## Aim of the task
Every entry below, from first to last, should be copied exactly.

══════════

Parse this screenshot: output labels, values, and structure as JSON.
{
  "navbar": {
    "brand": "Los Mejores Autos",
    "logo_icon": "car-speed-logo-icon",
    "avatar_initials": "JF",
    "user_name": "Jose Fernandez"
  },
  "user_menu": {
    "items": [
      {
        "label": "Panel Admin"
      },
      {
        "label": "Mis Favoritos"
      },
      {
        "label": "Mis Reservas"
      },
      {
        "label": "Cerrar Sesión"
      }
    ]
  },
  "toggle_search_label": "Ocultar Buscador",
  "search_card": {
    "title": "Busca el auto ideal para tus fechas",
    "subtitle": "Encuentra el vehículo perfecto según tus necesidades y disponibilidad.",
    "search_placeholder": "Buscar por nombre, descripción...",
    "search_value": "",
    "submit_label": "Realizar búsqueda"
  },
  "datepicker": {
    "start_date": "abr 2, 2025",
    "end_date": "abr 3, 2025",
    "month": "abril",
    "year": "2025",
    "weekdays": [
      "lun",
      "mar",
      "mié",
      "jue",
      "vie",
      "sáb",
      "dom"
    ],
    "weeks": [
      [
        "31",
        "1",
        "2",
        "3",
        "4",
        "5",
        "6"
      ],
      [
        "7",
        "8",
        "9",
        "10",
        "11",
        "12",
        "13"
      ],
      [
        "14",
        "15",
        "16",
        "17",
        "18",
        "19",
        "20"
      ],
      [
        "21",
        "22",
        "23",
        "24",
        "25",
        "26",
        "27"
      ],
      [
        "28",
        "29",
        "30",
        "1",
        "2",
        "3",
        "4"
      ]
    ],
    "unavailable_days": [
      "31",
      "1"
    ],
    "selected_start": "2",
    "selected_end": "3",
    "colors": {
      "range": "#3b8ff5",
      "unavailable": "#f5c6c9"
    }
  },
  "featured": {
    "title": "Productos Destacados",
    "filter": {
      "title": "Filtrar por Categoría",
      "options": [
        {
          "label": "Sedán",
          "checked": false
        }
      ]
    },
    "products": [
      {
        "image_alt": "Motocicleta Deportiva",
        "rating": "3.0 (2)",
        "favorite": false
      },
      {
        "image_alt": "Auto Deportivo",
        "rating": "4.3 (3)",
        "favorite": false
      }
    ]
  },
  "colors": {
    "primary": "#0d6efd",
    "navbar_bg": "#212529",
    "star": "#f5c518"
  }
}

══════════

## Exercise result
Parse this screenshot: output labels, values, and structure as JSON.
{
  "navbar": {
    "brand": "Los Mejores Autos",
    "logo_icon": "car-speed-logo-icon",
    "avatar_initials": "JF",
    "user_name": "Jose Fernandez"
  },
  "user_menu": {
    "items": [
      {
        "label": "Panel Admin"
      },
      {
        "label": "Mis Favoritos"
      },
      {
        "label": "Mis Reservas"
      },
      {
        "label": "Cerrar Sesión"
      }
    ]
  },
  "toggle_search_label": "Ocultar Buscador",
  "search_card": {
    "title": "Busca el auto ideal para tus fechas",
    "subtitle": "Encuentra el vehículo perfecto según tus necesidades y disponibilidad.",
    "search_placeholder": "Buscar por nombre, descripción...",
    "search_value": "",
    "submit_label": "Realizar búsqueda"
  },
  "datepicker": {
    "start_date": "abr 2, 2025",
    "end_date": "abr 3, 2025",
    "month": "abril",
    "year": "2025",
    "weekdays": [
      "lun",
      "mar",
      "mié",
      "jue",
      "vie",
      "sáb",
      "dom"
    ],
    "weeks": [
      [
        "31",
        "1",
        "2",
        "3",
        "4",
        "5",
        "6"
      ],
      [
        "7",
        "8",
        "9",
        "10",
        "11",
        "12",
        "13"
      ],
      [
        "14",
        "15",
        "16",
        "17",
        "18",
        "19",
        "20"
      ],
      [
        "21",
        "22",
        "23",
        "24",
        "25",
        "26",
        "27"
      ],
      [
        "28",
        "29",
        "30",
        "1",
        "2",
        "3",
        "4"
      ]
    ],
    "unavailable_days": [
      "31",
      "1"
    ],
    "selected_start": "2",
    "selected_end": "3",
    "colors": {
      "range": "#3b8ff5",
      "unavailable": "#f5c6c9"
    }
  },
  "featured": {
    "title": "Productos Destacados",
    "filter": {
      "title": "Filtrar por Categoría",
      "options": [
        {
          "label": "Sedán",
          "checked": false
        }
      ]
    },
    "products": [
      {
        "image_alt": "Motocicleta Deportiva",
        "rating": "3.0 (2)",
        "favorite": false
      },
      {
        "image_alt": "Auto Deportivo",
        "rating": "4.3 (3)",
        "favorite": false
      }
    ]
  },
  "colors": {
    "primary": "#0d6efd",
    "navbar_bg": "#212529",
    "star": "#f5c518"
  }
}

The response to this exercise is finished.